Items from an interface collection
╔══

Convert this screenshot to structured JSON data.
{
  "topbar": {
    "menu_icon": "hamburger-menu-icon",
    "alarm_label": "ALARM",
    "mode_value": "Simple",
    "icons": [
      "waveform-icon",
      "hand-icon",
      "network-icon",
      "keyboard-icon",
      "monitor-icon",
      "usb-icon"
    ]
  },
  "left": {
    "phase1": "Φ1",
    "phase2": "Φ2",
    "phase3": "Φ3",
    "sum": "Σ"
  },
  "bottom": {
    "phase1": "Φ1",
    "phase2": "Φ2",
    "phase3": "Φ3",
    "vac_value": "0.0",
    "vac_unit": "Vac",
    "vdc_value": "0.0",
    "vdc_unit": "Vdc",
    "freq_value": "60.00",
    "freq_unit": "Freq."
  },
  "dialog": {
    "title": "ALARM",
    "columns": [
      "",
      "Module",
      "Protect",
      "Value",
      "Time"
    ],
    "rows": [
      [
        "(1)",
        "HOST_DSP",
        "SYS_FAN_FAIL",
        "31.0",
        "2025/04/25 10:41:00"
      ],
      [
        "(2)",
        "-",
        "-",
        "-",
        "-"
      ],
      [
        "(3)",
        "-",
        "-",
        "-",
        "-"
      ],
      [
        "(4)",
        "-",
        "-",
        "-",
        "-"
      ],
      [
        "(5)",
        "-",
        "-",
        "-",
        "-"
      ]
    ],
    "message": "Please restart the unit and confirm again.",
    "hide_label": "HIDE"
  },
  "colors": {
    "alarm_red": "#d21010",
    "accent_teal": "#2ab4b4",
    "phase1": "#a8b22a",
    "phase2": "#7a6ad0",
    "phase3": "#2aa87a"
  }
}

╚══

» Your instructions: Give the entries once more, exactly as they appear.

» Problem solution:
Convert this screenshot to structured JSON data.
{
  "topbar": {
    "menu_icon": "hamburger-menu-icon",
    "alarm_label": "ALARM",
    "mode_value": "Simple",
    "icons": [
      "waveform-icon",
      "hand-icon",
      "network-icon",
      "keyboard-icon",
      "monitor-icon",
      "usb-icon"
    ]
  },
  "left": {
    "phase1": "Φ1",
    "phase2": "Φ2",
    "phase3": "Φ3",
    "sum": "Σ"
  },
  "bottom": {
    "phase1": "Φ1",
    "phase2": "Φ2",
    "phase3": "Φ3",
    "vac_value": "0.0",
    "vac_unit": "Vac",
    "vdc_value": "0.0",
    "vdc_unit": "Vdc",
    "freq_value": "60.00",
    "freq_unit": "Freq."
  },
  "dialog": {
    "title": "ALARM",
    "columns": [
      "",
      "Module",
      "Protect",
      "Value",
      "Time"
    ],
    "rows": [
      [
        "(1)",
        "HOST_DSP",
        "SYS_FAN_FAIL",
        "31.0",
        "2025/04/25 10:41:00"
      ],
      [
        "(2)",
        "-",
        "-",
        "-",
        "-"
      ],
      [
        "(3)",
        "-",
        "-",
        "-",
        "-"
      ],
      [
        "(4)",
        "-",
        "-",
        "-",
        "-"
      ],
      [
        "(5)",
        "-",
        "-",
        "-",
        "-"
      ]
    ],
    "message": "Please restart the unit and confirm again.",
    "hide_label": "HIDE"
  },
  "colors": {
    "alarm_red": "#d21010",
    "accent_teal": "#2ab4b4",
    "phase1": "#a8b22a",
    "phase2": "#7a6ad0",
    "phase3": "#2aa87a"
  }
}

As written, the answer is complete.